*** THE DATA ***

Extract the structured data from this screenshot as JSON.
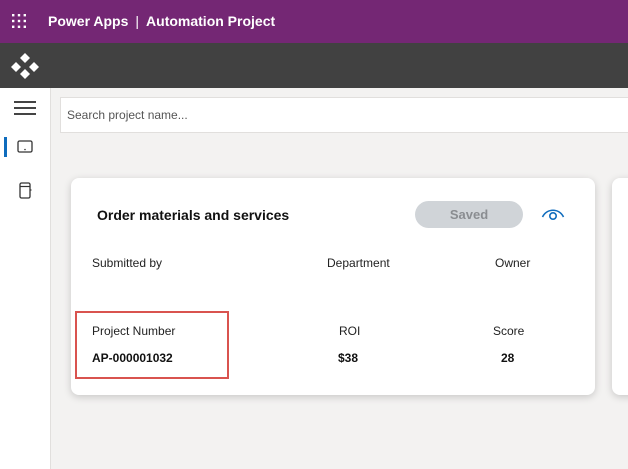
{
  "header": {
    "app_name": "Power Apps",
    "separator": "|",
    "project_title": "Automation Project"
  },
  "search": {
    "placeholder": "Search project name..."
  },
  "card": {
    "title": "Order materials and services",
    "saved_label": "Saved",
    "columns": {
      "submitted_by_label": "Submitted by",
      "department_label": "Department",
      "owner_label": "Owner",
      "project_number_label": "Project Number",
      "roi_label": "ROI",
      "score_label": "Score"
    },
    "values": {
      "project_number": "AP-000001032",
      "roi": "$38",
      "score": "28"
    }
  },
  "colors": {
    "header_bg": "#742774",
    "appbar_bg": "#414141",
    "highlight": "#d9534f",
    "accent": "#0f6cbd"
  }
}
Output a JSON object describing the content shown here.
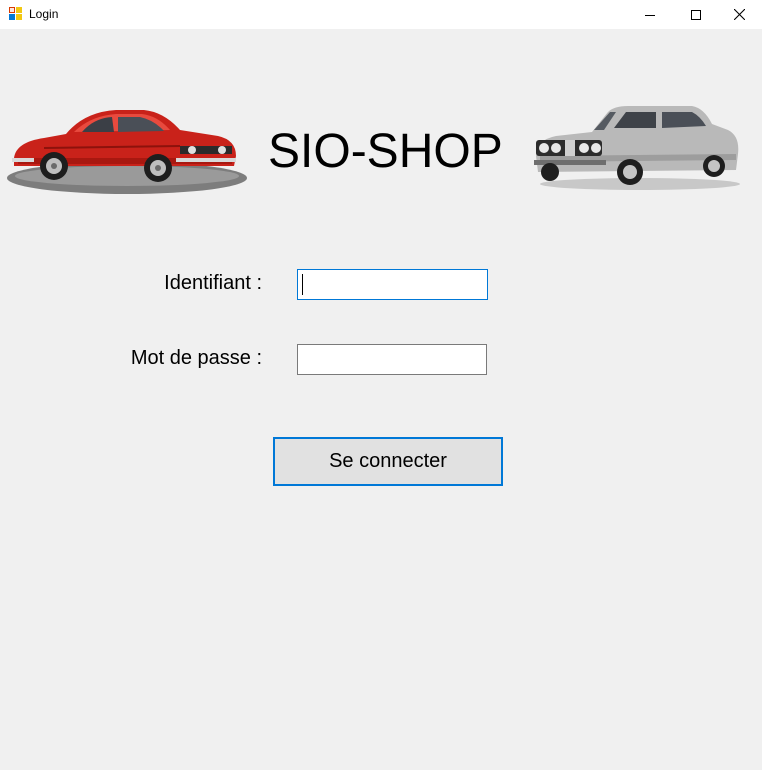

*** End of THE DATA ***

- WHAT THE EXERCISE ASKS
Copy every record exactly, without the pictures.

- RESULT OF THE TASK
Extract the structured data from this screenshot as JSON.
{
  "header": {
    "app_name": "Power Apps",
    "separator": "|",
    "project_title": "Automation Project"
  },
  "search": {
    "placeholder": "Search project name..."
  },
  "card": {
    "title": "Order materials and services",
    "saved_label": "Saved",
    "columns": {
      "submitted_by_label": "Submitted by",
      "department_label": "Department",
      "owner_label": "Owner",
      "project_number_label": "Project Number",
      "roi_label": "ROI",
      "score_label": "Score"
    },
    "values": {
      "project_number": "AP-000001032",
      "roi": "$38",
      "score": "28"
    }
  },
  "colors": {
    "header_bg": "#742774",
    "appbar_bg": "#414141",
    "highlight": "#d9534f",
    "accent": "#0f6cbd"
  }
}
Output a JSON object describing the content shown here.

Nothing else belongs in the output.